Do drivers in SC legally have to stop for funeral processions? Here’s what state law says

Have you ever been stuck in frozen South Carolina traffic, only to learn later everyone stopped because of a funeral procession passing the other way?

It’s long been a tradition in the Palmetto State and much of the Southeast for traffic to yield to funeral processions on the road. It’s generally considered the respectful thing to do.

But are drivers legally required to do that in South Carolina?

SC funeral procession law

Turns out that in general, there is no legal requirement to pull over for a funeral procession in South Carolina, according to David Blackwell Law in Lancaster. The South Carolina Code of Laws makes no mention of drivers being required to stop for funeral processions.

Still, there are times when motorists will be required to stop for law enforcement involved in funeral processions. Often, local police or sheriff’s departments will direct traffic outside of a funeral home or at an intersection to prevent accidents as the motorcade leaves. South Carolina drivers must still obey any traffic directions from any law enforcement officers who are present.

SC motorcade law
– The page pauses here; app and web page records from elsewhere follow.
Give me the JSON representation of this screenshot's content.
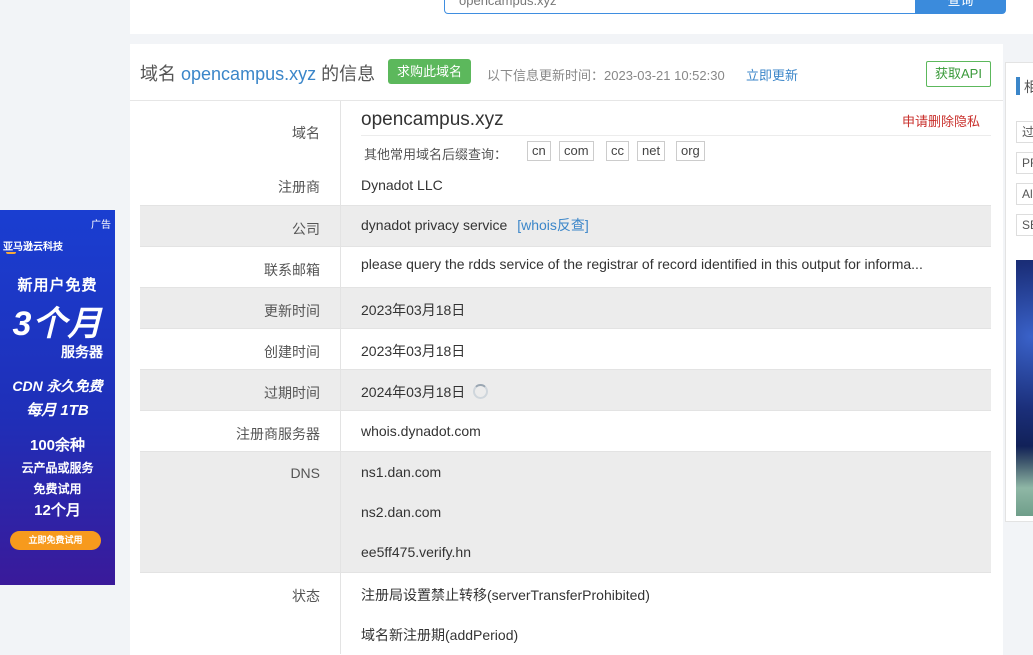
{
  "search": {
    "value": "opencampus.xyz",
    "button_label": "查询"
  },
  "ad": {
    "tag": "广告",
    "brand": "亚马逊云科技",
    "line1": "新用户免费",
    "line2": "3个月",
    "line3": "服务器",
    "line4": "CDN 永久免费",
    "line5": "每月 1TB",
    "line6": "100余种",
    "line7": "云产品或服务",
    "line8": "免费试用",
    "line9": "12个月",
    "button": "立即免费试用"
  },
  "header": {
    "title_prefix": "域名",
    "domain": "opencampus.xyz",
    "title_suffix": "的信息",
    "buy_button": "求购此域名",
    "update_label": "以下信息更新时间：2023-03-21 10:52:30",
    "update_now": "立即更新",
    "api_button": "获取API"
  },
  "domain_row": {
    "label": "域名",
    "value": "opencampus.xyz",
    "privacy_link": "申请删除隐私",
    "suffix_label": "其他常用域名后缀查询：",
    "suffixes": [
      "cn",
      "com",
      "cc",
      "net",
      "org"
    ]
  },
  "rows": {
    "registrar": {
      "label": "注册商",
      "value": "Dynadot LLC"
    },
    "company": {
      "label": "公司",
      "value": "dynadot privacy service",
      "link": "[whois反查]"
    },
    "email": {
      "label": "联系邮箱",
      "value": "please query the rdds service of the registrar of record identified in this output for informa..."
    },
    "updated": {
      "label": "更新时间",
      "value": "2023年03月18日"
    },
    "created": {
      "label": "创建时间",
      "value": "2023年03月18日"
    },
    "expires": {
      "label": "过期时间",
      "value": "2024年03月18日"
    },
    "whois_server": {
      "label": "注册商服务器",
      "value": "whois.dynadot.com"
    },
    "dns": {
      "label": "DNS",
      "values": [
        "ns1.dan.com",
        "ns2.dan.com",
        "ee5ff475.verify.hn"
      ]
    },
    "status": {
      "label": "状态",
      "values": [
        "注册局设置禁止转移(serverTransferProhibited)",
        "域名新注册期(addPeriod)"
      ]
    }
  },
  "sidebar": {
    "head": "相",
    "items": [
      "过",
      "PR",
      "Al",
      "SE"
    ]
  }
}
Under Section 56-5-1930 of state law, motorcades must allow enough space between vehicles to let another vehicle in between them if necessary. However, this law specifically exempts funeral processions, meaning such motorcades can travel close enough together to keep other vehicles out.

Funeral procession safety tips

If you do encounter a funeral procession on the road, here are a few tips to follow to ensure the safety of yourself and others, according to Funeralwise.

  • The custom of stopping for funeral processions has been ongoing for so long, that it’s better and safer on your part to not break tradition. Go ahead and yield. Even if the procession is moving through a red light and your light is green, just continue to yield until the motorcade has passed.

  • Look for the last vehicle in the procession. It typically will have two or more flags on it and will be flashing hazard lights. Once that car has passed, you can resume the normal flow of traffic.

  • Don’t cut into or cut off a procession.

  • Don’t honk your horn at a car in a funeral procession.

  • Don’t pass a funeral procession on the right side on a highway unless the procession is in the far left lane.